Work instructions >> Below are entries to reproduce exactly, apart from their pictures.
● ● ● ● ● ● ●
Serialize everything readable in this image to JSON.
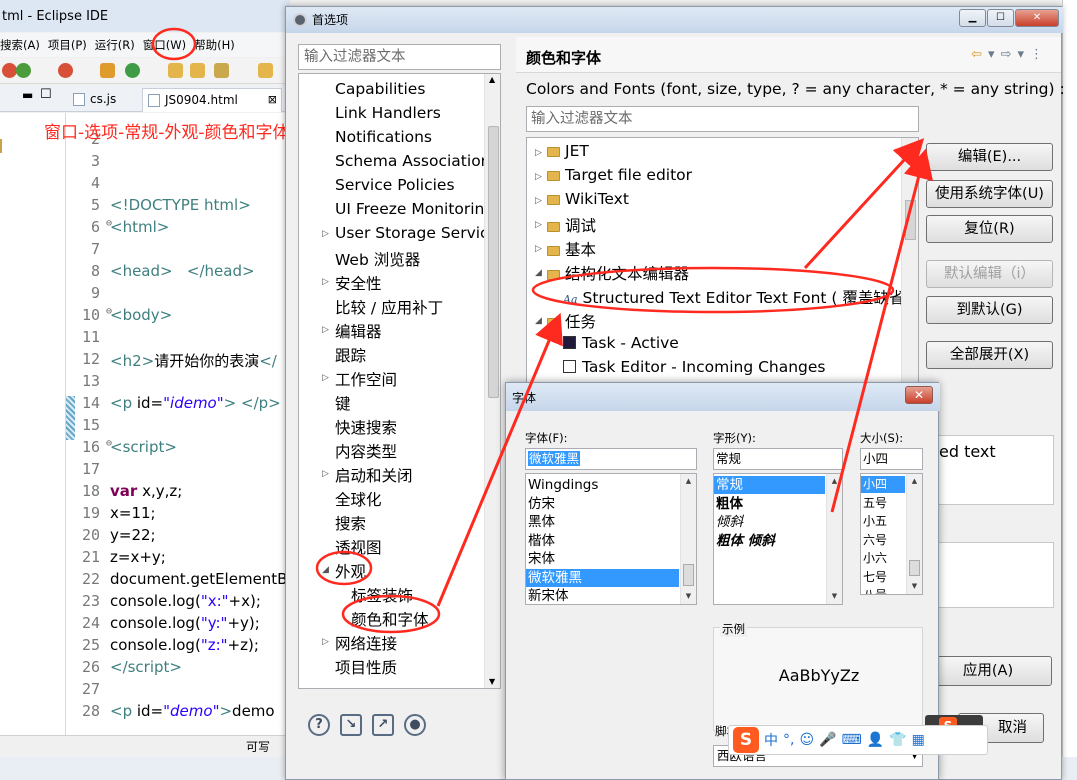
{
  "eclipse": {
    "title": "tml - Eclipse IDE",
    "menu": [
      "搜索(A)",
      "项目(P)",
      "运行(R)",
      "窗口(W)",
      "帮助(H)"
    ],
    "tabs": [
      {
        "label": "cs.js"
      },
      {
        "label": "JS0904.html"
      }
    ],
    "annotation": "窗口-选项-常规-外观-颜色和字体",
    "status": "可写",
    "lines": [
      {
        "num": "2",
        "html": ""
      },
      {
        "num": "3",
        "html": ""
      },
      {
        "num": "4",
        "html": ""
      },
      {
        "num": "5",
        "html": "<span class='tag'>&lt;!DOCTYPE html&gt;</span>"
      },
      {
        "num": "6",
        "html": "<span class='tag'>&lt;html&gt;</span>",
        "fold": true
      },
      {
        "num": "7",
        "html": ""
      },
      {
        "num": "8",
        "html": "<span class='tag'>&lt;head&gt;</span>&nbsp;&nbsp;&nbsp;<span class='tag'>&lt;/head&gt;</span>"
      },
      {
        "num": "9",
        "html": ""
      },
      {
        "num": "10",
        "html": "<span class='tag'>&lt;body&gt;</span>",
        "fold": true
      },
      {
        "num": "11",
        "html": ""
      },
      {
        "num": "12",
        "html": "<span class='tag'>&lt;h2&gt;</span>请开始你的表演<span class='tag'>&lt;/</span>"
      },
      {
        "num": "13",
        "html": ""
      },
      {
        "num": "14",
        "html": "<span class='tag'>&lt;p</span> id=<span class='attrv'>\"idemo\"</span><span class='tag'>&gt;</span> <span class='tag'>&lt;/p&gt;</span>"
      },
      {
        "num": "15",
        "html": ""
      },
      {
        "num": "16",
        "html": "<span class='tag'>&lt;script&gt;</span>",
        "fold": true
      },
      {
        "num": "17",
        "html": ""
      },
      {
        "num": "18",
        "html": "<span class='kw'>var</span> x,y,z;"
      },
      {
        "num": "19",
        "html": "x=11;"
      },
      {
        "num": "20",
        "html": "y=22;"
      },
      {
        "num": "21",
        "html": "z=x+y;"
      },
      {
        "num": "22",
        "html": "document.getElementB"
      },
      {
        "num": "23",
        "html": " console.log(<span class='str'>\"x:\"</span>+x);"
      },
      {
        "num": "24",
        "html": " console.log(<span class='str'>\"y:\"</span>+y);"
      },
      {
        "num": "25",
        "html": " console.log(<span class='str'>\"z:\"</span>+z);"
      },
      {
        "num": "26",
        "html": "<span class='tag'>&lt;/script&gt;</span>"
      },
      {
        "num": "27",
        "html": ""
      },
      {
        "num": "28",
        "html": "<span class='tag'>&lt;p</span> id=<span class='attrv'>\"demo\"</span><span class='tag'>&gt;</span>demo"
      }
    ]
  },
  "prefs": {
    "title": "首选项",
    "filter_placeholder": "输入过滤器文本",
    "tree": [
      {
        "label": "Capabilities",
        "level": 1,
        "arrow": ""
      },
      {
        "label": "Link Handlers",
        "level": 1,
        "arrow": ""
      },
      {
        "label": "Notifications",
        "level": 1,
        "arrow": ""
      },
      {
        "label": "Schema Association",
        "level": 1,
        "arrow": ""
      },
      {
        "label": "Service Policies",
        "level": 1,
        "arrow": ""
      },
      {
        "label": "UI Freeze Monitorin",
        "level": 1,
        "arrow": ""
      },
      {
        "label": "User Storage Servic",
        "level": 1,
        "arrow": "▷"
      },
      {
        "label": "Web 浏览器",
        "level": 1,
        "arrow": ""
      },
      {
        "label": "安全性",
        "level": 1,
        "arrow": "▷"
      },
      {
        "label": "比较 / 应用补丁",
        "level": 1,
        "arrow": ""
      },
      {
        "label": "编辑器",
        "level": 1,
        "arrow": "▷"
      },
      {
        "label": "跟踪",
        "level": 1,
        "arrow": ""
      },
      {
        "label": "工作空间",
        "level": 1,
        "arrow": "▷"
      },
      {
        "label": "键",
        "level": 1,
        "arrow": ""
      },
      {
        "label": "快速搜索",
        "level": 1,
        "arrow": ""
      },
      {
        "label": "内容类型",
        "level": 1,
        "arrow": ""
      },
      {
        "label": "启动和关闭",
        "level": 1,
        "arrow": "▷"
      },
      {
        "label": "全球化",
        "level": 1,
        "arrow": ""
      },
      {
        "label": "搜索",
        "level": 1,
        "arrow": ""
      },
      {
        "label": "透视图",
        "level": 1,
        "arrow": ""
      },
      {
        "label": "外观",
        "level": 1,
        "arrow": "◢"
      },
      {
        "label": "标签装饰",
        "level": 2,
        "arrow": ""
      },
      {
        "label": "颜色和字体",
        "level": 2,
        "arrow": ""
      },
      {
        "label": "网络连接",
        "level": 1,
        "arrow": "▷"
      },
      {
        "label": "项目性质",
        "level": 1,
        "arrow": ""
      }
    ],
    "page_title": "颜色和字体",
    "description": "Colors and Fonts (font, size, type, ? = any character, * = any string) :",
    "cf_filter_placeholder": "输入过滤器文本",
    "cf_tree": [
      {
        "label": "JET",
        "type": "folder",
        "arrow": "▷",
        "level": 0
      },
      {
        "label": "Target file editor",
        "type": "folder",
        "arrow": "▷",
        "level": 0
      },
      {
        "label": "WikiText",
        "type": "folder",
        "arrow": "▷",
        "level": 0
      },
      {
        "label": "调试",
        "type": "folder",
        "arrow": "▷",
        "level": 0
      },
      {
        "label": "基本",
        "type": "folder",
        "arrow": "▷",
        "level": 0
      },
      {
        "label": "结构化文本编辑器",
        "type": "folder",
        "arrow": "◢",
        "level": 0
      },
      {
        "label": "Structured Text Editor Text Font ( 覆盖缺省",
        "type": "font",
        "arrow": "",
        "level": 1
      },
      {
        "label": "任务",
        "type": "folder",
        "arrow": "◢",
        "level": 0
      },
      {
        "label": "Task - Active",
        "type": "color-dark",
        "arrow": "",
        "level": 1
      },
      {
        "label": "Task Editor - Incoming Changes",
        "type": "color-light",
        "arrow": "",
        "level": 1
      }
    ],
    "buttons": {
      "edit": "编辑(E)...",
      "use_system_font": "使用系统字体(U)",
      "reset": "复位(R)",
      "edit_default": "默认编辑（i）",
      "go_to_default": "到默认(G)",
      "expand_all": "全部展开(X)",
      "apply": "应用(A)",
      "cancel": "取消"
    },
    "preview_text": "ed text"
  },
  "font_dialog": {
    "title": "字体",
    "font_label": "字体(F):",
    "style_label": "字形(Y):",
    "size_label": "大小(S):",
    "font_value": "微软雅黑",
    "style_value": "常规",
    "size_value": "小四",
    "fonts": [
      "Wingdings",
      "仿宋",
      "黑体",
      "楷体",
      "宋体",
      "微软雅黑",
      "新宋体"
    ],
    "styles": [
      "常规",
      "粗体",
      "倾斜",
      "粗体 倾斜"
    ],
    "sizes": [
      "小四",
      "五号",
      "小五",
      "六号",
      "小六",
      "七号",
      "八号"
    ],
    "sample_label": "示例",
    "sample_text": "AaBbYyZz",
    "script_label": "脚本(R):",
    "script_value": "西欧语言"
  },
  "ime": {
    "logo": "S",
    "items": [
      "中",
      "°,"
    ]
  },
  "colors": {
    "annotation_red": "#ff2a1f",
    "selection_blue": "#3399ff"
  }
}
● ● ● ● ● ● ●
Answer section >>
Serialize everything readable in this image to JSON.
{
  "eclipse": {
    "title": "tml - Eclipse IDE",
    "menu": [
      "搜索(A)",
      "项目(P)",
      "运行(R)",
      "窗口(W)",
      "帮助(H)"
    ],
    "tabs": [
      {
        "label": "cs.js"
      },
      {
        "label": "JS0904.html"
      }
    ],
    "annotation": "窗口-选项-常规-外观-颜色和字体",
    "status": "可写",
    "lines": [
      {
        "num": "2",
        "html": ""
      },
      {
        "num": "3",
        "html": ""
      },
      {
        "num": "4",
        "html": ""
      },
      {
        "num": "5",
        "html": "<span class='tag'>&lt;!DOCTYPE html&gt;</span>"
      },
      {
        "num": "6",
        "html": "<span class='tag'>&lt;html&gt;</span>",
        "fold": true
      },
      {
        "num": "7",
        "html": ""
      },
      {
        "num": "8",
        "html": "<span class='tag'>&lt;head&gt;</span>&nbsp;&nbsp;&nbsp;<span class='tag'>&lt;/head&gt;</span>"
      },
      {
        "num": "9",
        "html": ""
      },
      {
        "num": "10",
        "html": "<span class='tag'>&lt;body&gt;</span>",
        "fold": true
      },
      {
        "num": "11",
        "html": ""
      },
      {
        "num": "12",
        "html": "<span class='tag'>&lt;h2&gt;</span>请开始你的表演<span class='tag'>&lt;/</span>"
      },
      {
        "num": "13",
        "html": ""
      },
      {
        "num": "14",
        "html": "<span class='tag'>&lt;p</span> id=<span class='attrv'>\"idemo\"</span><span class='tag'>&gt;</span> <span class='tag'>&lt;/p&gt;</span>"
      },
      {
        "num": "15",
        "html": ""
      },
      {
        "num": "16",
        "html": "<span class='tag'>&lt;script&gt;</span>",
        "fold": true
      },
      {
        "num": "17",
        "html": ""
      },
      {
        "num": "18",
        "html": "<span class='kw'>var</span> x,y,z;"
      },
      {
        "num": "19",
        "html": "x=11;"
      },
      {
        "num": "20",
        "html": "y=22;"
      },
      {
        "num": "21",
        "html": "z=x+y;"
      },
      {
        "num": "22",
        "html": "document.getElementB"
      },
      {
        "num": "23",
        "html": " console.log(<span class='str'>\"x:\"</span>+x);"
      },
      {
        "num": "24",
        "html": " console.log(<span class='str'>\"y:\"</span>+y);"
      },
      {
        "num": "25",
        "html": " console.log(<span class='str'>\"z:\"</span>+z);"
      },
      {
        "num": "26",
        "html": "<span class='tag'>&lt;/script&gt;</span>"
      },
      {
        "num": "27",
        "html": ""
      },
      {
        "num": "28",
        "html": "<span class='tag'>&lt;p</span> id=<span class='attrv'>\"demo\"</span><span class='tag'>&gt;</span>demo"
      }
    ]
  },
  "prefs": {
    "title": "首选项",
    "filter_placeholder": "输入过滤器文本",
    "tree": [
      {
        "label": "Capabilities",
        "level": 1,
        "arrow": ""
      },
      {
        "label": "Link Handlers",
        "level": 1,
        "arrow": ""
      },
      {
        "label": "Notifications",
        "level": 1,
        "arrow": ""
      },
      {
        "label": "Schema Association",
        "level": 1,
        "arrow": ""
      },
      {
        "label": "Service Policies",
        "level": 1,
        "arrow": ""
      },
      {
        "label": "UI Freeze Monitorin",
        "level": 1,
        "arrow": ""
      },
      {
        "label": "User Storage Servic",
        "level": 1,
        "arrow": "▷"
      },
      {
        "label": "Web 浏览器",
        "level": 1,
        "arrow": ""
      },
      {
        "label": "安全性",
        "level": 1,
        "arrow": "▷"
      },
      {
        "label": "比较 / 应用补丁",
        "level": 1,
        "arrow": ""
      },
      {
        "label": "编辑器",
        "level": 1,
        "arrow": "▷"
      },
      {
        "label": "跟踪",
        "level": 1,
        "arrow": ""
      },
      {
        "label": "工作空间",
        "level": 1,
        "arrow": "▷"
      },
      {
        "label": "键",
        "level": 1,
        "arrow": ""
      },
      {
        "label": "快速搜索",
        "level": 1,
        "arrow": ""
      },
      {
        "label": "内容类型",
        "level": 1,
        "arrow": ""
      },
      {
        "label": "启动和关闭",
        "level": 1,
        "arrow": "▷"
      },
      {
        "label": "全球化",
        "level": 1,
        "arrow": ""
      },
      {
        "label": "搜索",
        "level": 1,
        "arrow": ""
      },
      {
        "label": "透视图",
        "level": 1,
        "arrow": ""
      },
      {
        "label": "外观",
        "level": 1,
        "arrow": "◢"
      },
      {
        "label": "标签装饰",
        "level": 2,
        "arrow": ""
      },
      {
        "label": "颜色和字体",
        "level": 2,
        "arrow": ""
      },
      {
        "label": "网络连接",
        "level": 1,
        "arrow": "▷"
      },
      {
        "label": "项目性质",
        "level": 1,
        "arrow": ""
      }
    ],
    "page_title": "颜色和字体",
    "description": "Colors and Fonts (font, size, type, ? = any character, * = any string) :",
    "cf_filter_placeholder": "输入过滤器文本",
    "cf_tree": [
      {
        "label": "JET",
        "type": "folder",
        "arrow": "▷",
        "level": 0
      },
      {
        "label": "Target file editor",
        "type": "folder",
        "arrow": "▷",
        "level": 0
      },
      {
        "label": "WikiText",
        "type": "folder",
        "arrow": "▷",
        "level": 0
      },
      {
        "label": "调试",
        "type": "folder",
        "arrow": "▷",
        "level": 0
      },
      {
        "label": "基本",
        "type": "folder",
        "arrow": "▷",
        "level": 0
      },
      {
        "label": "结构化文本编辑器",
        "type": "folder",
        "arrow": "◢",
        "level": 0
      },
      {
        "label": "Structured Text Editor Text Font ( 覆盖缺省",
        "type": "font",
        "arrow": "",
        "level": 1
      },
      {
        "label": "任务",
        "type": "folder",
        "arrow": "◢",
        "level": 0
      },
      {
        "label": "Task - Active",
        "type": "color-dark",
        "arrow": "",
        "level": 1
      },
      {
        "label": "Task Editor - Incoming Changes",
        "type": "color-light",
        "arrow": "",
        "level": 1
      }
    ],
    "buttons": {
      "edit": "编辑(E)...",
      "use_system_font": "使用系统字体(U)",
      "reset": "复位(R)",
      "edit_default": "默认编辑（i）",
      "go_to_default": "到默认(G)",
      "expand_all": "全部展开(X)",
      "apply": "应用(A)",
      "cancel": "取消"
    },
    "preview_text": "ed text"
  },
  "font_dialog": {
    "title": "字体",
    "font_label": "字体(F):",
    "style_label": "字形(Y):",
    "size_label": "大小(S):",
    "font_value": "微软雅黑",
    "style_value": "常规",
    "size_value": "小四",
    "fonts": [
      "Wingdings",
      "仿宋",
      "黑体",
      "楷体",
      "宋体",
      "微软雅黑",
      "新宋体"
    ],
    "styles": [
      "常规",
      "粗体",
      "倾斜",
      "粗体 倾斜"
    ],
    "sizes": [
      "小四",
      "五号",
      "小五",
      "六号",
      "小六",
      "七号",
      "八号"
    ],
    "sample_label": "示例",
    "sample_text": "AaBbYyZz",
    "script_label": "脚本(R):",
    "script_value": "西欧语言"
  },
  "ime": {
    "logo": "S",
    "items": [
      "中",
      "°,"
    ]
  },
  "colors": {
    "annotation_red": "#ff2a1f",
    "selection_blue": "#3399ff"
  }
}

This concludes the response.